● Your goal
Without altering a word, return the records below, but exclude the pictures.

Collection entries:
■ ■ ■ ■

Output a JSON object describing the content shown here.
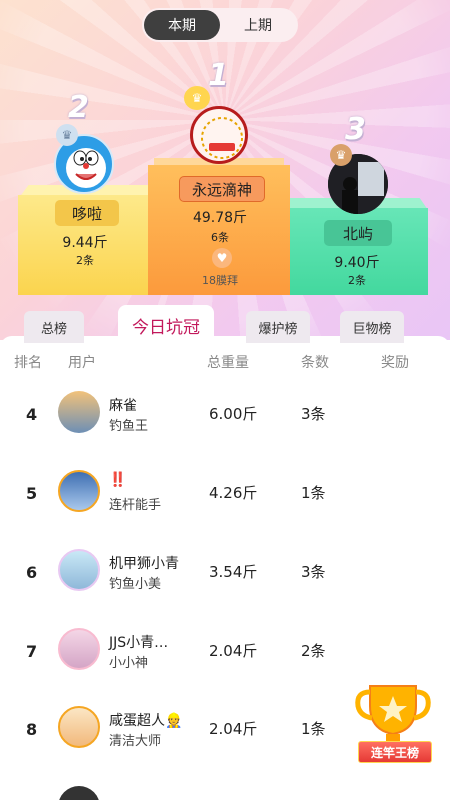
{
  "period_toggle": {
    "current": "本期",
    "previous": "上期"
  },
  "podium": {
    "first": {
      "rank": "1",
      "name": "永远滴神",
      "weight": "49.78斤",
      "count": "6条",
      "likes": "18膜拜"
    },
    "second": {
      "rank": "2",
      "name": "哆啦",
      "weight": "9.44斤",
      "count": "2条"
    },
    "third": {
      "rank": "3",
      "name": "北屿",
      "weight": "9.40斤",
      "count": "2条"
    }
  },
  "tabs": {
    "overall": "总榜",
    "today": "今日坑冠",
    "explode": "爆护榜",
    "giant": "巨物榜"
  },
  "list_header": {
    "rank": "排名",
    "user": "用户",
    "weight": "总重量",
    "count": "条数",
    "reward": "奖励"
  },
  "rows": [
    {
      "rank": "4",
      "name": "麻雀",
      "title": "钓鱼王",
      "weight": "6.00斤",
      "count": "3条"
    },
    {
      "rank": "5",
      "name": "‼️",
      "title": "连杆能手",
      "weight": "4.26斤",
      "count": "1条"
    },
    {
      "rank": "6",
      "name": "机甲狮小青",
      "title": "钓鱼小美",
      "weight": "3.54斤",
      "count": "3条"
    },
    {
      "rank": "7",
      "name": "JJS小青…",
      "title": "小小神",
      "weight": "2.04斤",
      "count": "2条"
    },
    {
      "rank": "8",
      "name": "咸蛋超人👷",
      "title": "清洁大师",
      "weight": "2.04斤",
      "count": "1条"
    }
  ],
  "trophy": {
    "label": "连竿王榜"
  }
}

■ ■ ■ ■

● Response to this exercise
Output a JSON object describing the content shown here.
{
  "period_toggle": {
    "current": "本期",
    "previous": "上期"
  },
  "podium": {
    "first": {
      "rank": "1",
      "name": "永远滴神",
      "weight": "49.78斤",
      "count": "6条",
      "likes": "18膜拜"
    },
    "second": {
      "rank": "2",
      "name": "哆啦",
      "weight": "9.44斤",
      "count": "2条"
    },
    "third": {
      "rank": "3",
      "name": "北屿",
      "weight": "9.40斤",
      "count": "2条"
    }
  },
  "tabs": {
    "overall": "总榜",
    "today": "今日坑冠",
    "explode": "爆护榜",
    "giant": "巨物榜"
  },
  "list_header": {
    "rank": "排名",
    "user": "用户",
    "weight": "总重量",
    "count": "条数",
    "reward": "奖励"
  },
  "rows": [
    {
      "rank": "4",
      "name": "麻雀",
      "title": "钓鱼王",
      "weight": "6.00斤",
      "count": "3条"
    },
    {
      "rank": "5",
      "name": "‼️",
      "title": "连杆能手",
      "weight": "4.26斤",
      "count": "1条"
    },
    {
      "rank": "6",
      "name": "机甲狮小青",
      "title": "钓鱼小美",
      "weight": "3.54斤",
      "count": "3条"
    },
    {
      "rank": "7",
      "name": "JJS小青…",
      "title": "小小神",
      "weight": "2.04斤",
      "count": "2条"
    },
    {
      "rank": "8",
      "name": "咸蛋超人👷",
      "title": "清洁大师",
      "weight": "2.04斤",
      "count": "1条"
    }
  ],
  "trophy": {
    "label": "连竿王榜"
  }
}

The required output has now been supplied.